Carol Dweck is a researcher who has been developing a theory on Mindsets, which are individual beliefs we each possess about what we are capable of learning. She describes her research in the following Ted Talk:
Essentially, her work identifies two common mindsets - a fixed mindset, which suggests that you have an innate capacity for learning a subject that cannot be exceeded, or a growth mindset which suggests that with practice and effort, you can continue to learn.
These mindsets influence how we cope with the cognitive disequilibrium from Piaget’s Genetic Epistemology. Remember, this disequilibrium is necessary to trigger accommodation - the process of building new mental structures. But it is also uncomfortable and frustrating - we often describe it as “hitting a wall” or “banging my head against a problem.”
Students with a fixed mindset encountering this disequilibrium assume they’ve reached the limit of what they can learn in the field. As you might expect, they don’t see the point of continuing to try. Instead, they look for other ways to relieve the discomfort that the disequilibrium is creating. They may act out, withdraw from active participation, drop the course, or even engage in cheating.
In contrast, students with a growth mindset believe that with more effort, they can persevere and learn what they are struggling with. Thus, they continue to try. And in doing so, they will eventually resolve that disequilibrium by the process of accommodation - building those new mental structures that allow them to reason about programming and computational thinking in new ways.

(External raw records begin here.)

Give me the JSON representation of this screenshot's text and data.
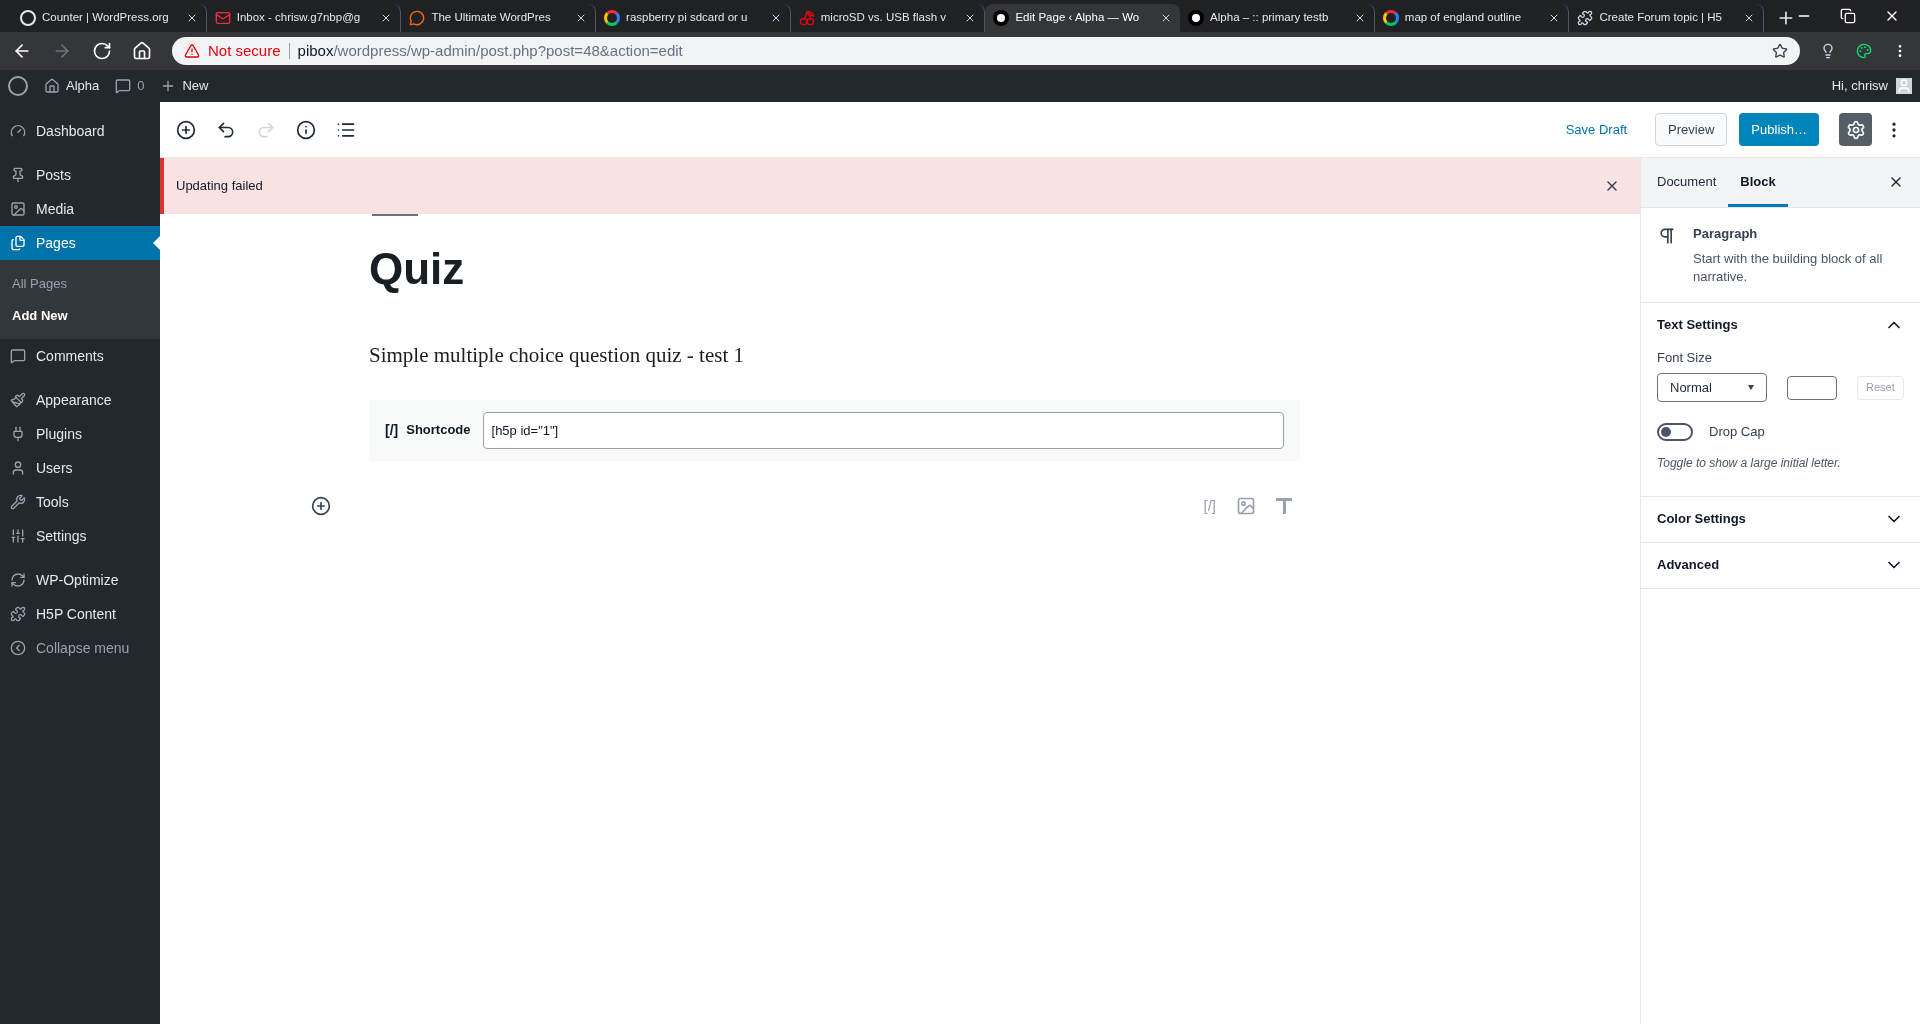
{
  "browser": {
    "tabs": [
      {
        "title": "Counter | WordPress.org",
        "selected": false
      },
      {
        "title": "Inbox - chrisw.g7nbp@g",
        "selected": false
      },
      {
        "title": "The Ultimate WordPres",
        "selected": false
      },
      {
        "title": "raspberry pi sdcard or u",
        "selected": false
      },
      {
        "title": "microSD vs. USB flash v",
        "selected": false
      },
      {
        "title": "Edit Page ‹ Alpha — Wo",
        "selected": true
      },
      {
        "title": "Alpha – :: primary testb",
        "selected": false
      },
      {
        "title": "map of england outline",
        "selected": false
      },
      {
        "title": "Create Forum topic | H5",
        "selected": false
      }
    ],
    "security": "Not secure",
    "url_host": "pibox",
    "url_path": "/wordpress/wp-admin/post.php?post=48&action=edit"
  },
  "admin_bar": {
    "site": "Alpha",
    "comments": "0",
    "new": "New",
    "greeting": "Hi, chrisw"
  },
  "sidebar": {
    "groups": [
      [
        {
          "label": "Dashboard",
          "selected": false
        }
      ],
      [
        {
          "label": "Posts",
          "selected": false
        },
        {
          "label": "Media",
          "selected": false
        },
        {
          "label": "Pages",
          "selected": true,
          "children": [
            {
              "label": "All Pages",
              "selected": false
            },
            {
              "label": "Add New",
              "selected": true
            }
          ]
        },
        {
          "label": "Comments",
          "selected": false
        }
      ],
      [
        {
          "label": "Appearance",
          "selected": false
        },
        {
          "label": "Plugins",
          "selected": false
        },
        {
          "label": "Users",
          "selected": false
        },
        {
          "label": "Tools",
          "selected": false
        },
        {
          "label": "Settings",
          "selected": false
        }
      ],
      [
        {
          "label": "WP-Optimize",
          "selected": false
        },
        {
          "label": "H5P Content",
          "selected": false
        },
        {
          "label": "Collapse menu",
          "selected": false
        }
      ]
    ]
  },
  "toolbar": {
    "save_draft": "Save Draft",
    "preview": "Preview",
    "publish": "Publish…"
  },
  "notice": {
    "text": "Updating failed"
  },
  "post": {
    "title": "Quiz",
    "paragraph": "Simple multiple choice question quiz - test 1",
    "shortcode": {
      "icon_text": "[/]",
      "label": "Shortcode",
      "value": "[h5p id=\"1\"]"
    },
    "inserter_shortcut": "[/]"
  },
  "settings": {
    "tabs": [
      {
        "label": "Document",
        "selected": false
      },
      {
        "label": "Block",
        "selected": true
      }
    ],
    "block": {
      "name": "Paragraph",
      "description": "Start with the building block of all narrative."
    },
    "panels": [
      {
        "title": "Text Settings",
        "expanded": true,
        "font_size_label": "Font Size",
        "font_size": "Normal",
        "reset": "Reset",
        "reset_disabled": true,
        "drop_cap": {
          "label": "Drop Cap",
          "on": false,
          "help": "Toggle to show a large initial letter."
        }
      },
      {
        "title": "Color Settings",
        "expanded": false
      },
      {
        "title": "Advanced",
        "expanded": false
      }
    ]
  }
}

With this in mind, fostering a growth mindset should always be a goal while we teach computer science. Also, be aware that our mindsets are discipline-specific: a student can have a growth mindset in one area (like science) and a fixed mindset in another (i.e. mathematics).